Childhood Obesity – tips for losing weight
1. Announce to your kids that you’re making the switch to eat more healthfully. Make this a family effort, and promote it as a positive change (not a “diet” or way to lose weight). This helps boost self-esteem. Ultimately you want to teach kids to make healthy food choices as part of their lifestyle.
2. Eliminate junk foods from the house. Dump those chips, animal crackers and cookies for healthful snacks like fruits and veggies. Carrot sticks and apple slices make easy munchies. If your child needs convincing, entice them with a dip like fat-free dressing or low-fat peanut butter. Then, slowly wean them off the dip.
3. Have your kids eat three regular meals and two healthy snacks a day. This speeds up metabolism and helps kids always feel satisfied so they’re less likely to overeat.
4. Keep a bowl of ready-to-eat fruits out on the counter for quick snacks. Stock up on bananas, apples, oranges, pears and grapes, and tell your children they can freely choose from these snacks. Giving them a choice lets them have control over what they’re eating.
5. Don’t let kids munch in front of the tube. Serve meals and snacks at the table to help monitor what and how much your kids are eating. Mindless munching in front of the TV can add inches to their waistlines. Experts recommend that kids spend no more than one or two hours daily in front of a TV or computer screen.
6. Build a meal around a vegetable entrée. Consider whipping up a stir-fry, salad, vegetable quesadillas or vegetable pizza. Use items like grape tomatoes, mushrooms, bell peppers and potatoes to put together vegetable kebabs for the grill.
7. Use fresh fruits and vegetables whenever possible. You’ll get the maximum nutrients with the fresh stuff. Frozen fruits and veggies are the next best thing; they add fewer calories and salt than canned product. If you do buy canned produce, look for “no salt added” on the label.
8. Boost breakfast options. Add banana or strawberry slices to your child’s cereal or use whole berries like antioxidant-rich blueberries or raspberries. Most kids like these fruits so it’s an easy way to get an extra serving of produce into their first meal of the day.
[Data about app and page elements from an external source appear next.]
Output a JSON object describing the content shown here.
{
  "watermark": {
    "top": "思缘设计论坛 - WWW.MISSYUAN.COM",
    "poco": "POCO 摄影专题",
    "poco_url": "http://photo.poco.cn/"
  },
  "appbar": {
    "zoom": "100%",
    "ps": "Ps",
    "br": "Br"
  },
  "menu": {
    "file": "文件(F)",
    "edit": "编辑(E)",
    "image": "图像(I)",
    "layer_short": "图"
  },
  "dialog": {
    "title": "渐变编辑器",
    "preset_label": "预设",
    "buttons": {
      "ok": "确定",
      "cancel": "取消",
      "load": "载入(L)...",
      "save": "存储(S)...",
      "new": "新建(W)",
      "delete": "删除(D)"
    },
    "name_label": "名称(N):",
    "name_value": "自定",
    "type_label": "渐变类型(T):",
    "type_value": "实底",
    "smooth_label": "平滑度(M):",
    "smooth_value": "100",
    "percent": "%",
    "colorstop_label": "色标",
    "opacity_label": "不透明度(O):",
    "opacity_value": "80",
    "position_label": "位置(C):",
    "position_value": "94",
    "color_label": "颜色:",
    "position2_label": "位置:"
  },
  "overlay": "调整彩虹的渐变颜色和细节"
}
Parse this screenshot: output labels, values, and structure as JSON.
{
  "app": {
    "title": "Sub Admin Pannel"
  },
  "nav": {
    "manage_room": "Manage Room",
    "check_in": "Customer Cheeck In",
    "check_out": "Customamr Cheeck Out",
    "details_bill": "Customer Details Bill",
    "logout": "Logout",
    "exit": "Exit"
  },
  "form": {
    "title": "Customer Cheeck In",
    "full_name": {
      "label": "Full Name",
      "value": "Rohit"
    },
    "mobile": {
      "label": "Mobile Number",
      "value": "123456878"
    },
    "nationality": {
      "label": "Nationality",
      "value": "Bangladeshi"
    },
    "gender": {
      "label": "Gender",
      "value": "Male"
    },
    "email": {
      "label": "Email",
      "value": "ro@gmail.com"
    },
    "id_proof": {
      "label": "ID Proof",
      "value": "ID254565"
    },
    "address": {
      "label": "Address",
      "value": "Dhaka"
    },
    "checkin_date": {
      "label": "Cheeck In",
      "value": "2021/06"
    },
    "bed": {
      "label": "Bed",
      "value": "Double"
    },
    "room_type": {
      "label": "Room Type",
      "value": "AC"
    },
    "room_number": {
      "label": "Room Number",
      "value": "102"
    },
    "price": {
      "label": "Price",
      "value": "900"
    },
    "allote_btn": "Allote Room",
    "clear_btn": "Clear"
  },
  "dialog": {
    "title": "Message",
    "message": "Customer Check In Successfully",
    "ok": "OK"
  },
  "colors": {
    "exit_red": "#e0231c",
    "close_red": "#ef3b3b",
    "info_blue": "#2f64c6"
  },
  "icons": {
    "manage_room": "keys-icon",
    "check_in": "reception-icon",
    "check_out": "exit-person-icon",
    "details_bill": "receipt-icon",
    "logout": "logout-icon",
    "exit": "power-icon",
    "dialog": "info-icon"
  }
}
9. Downsize the desserts. If your family regularly serves desserts after a meal, try smaller portions and fix healthful options. A baked apple with cinnamon is all natural and provides added nutrition without a lot of extra sugar.
10. Bake with applesauce. In many cake and muffin recipes, you can substitute applesauce for oil to cut down on fat. Applesauce also adds moisture and flavor to the goodies.
11. Park as far as possible from the supermarket or department store. These small steps add up, especially for kids who take two to three times as many steps as you do to reach the same destination. Make it a game – have your child count how many steps it takes to reach each store. Then see if you can park even farther the next trip. For older kids, consider getting the child a pedometer to track steps.
12. Encourage lots of exercise. You don’t have to enroll your child in organized sports to get them moving (although it is a great way to burn those calories!). Experts recommend at least 60 minutes of exercise a day for kids. Remember, this can be broken down into small increments like three 20-minute intervals. Take a bike ride or walk around the neighborhood, play a game of catch or toss around a Frisbee. If you have a dog, make it part of your child’s routine to walk the dog once a day.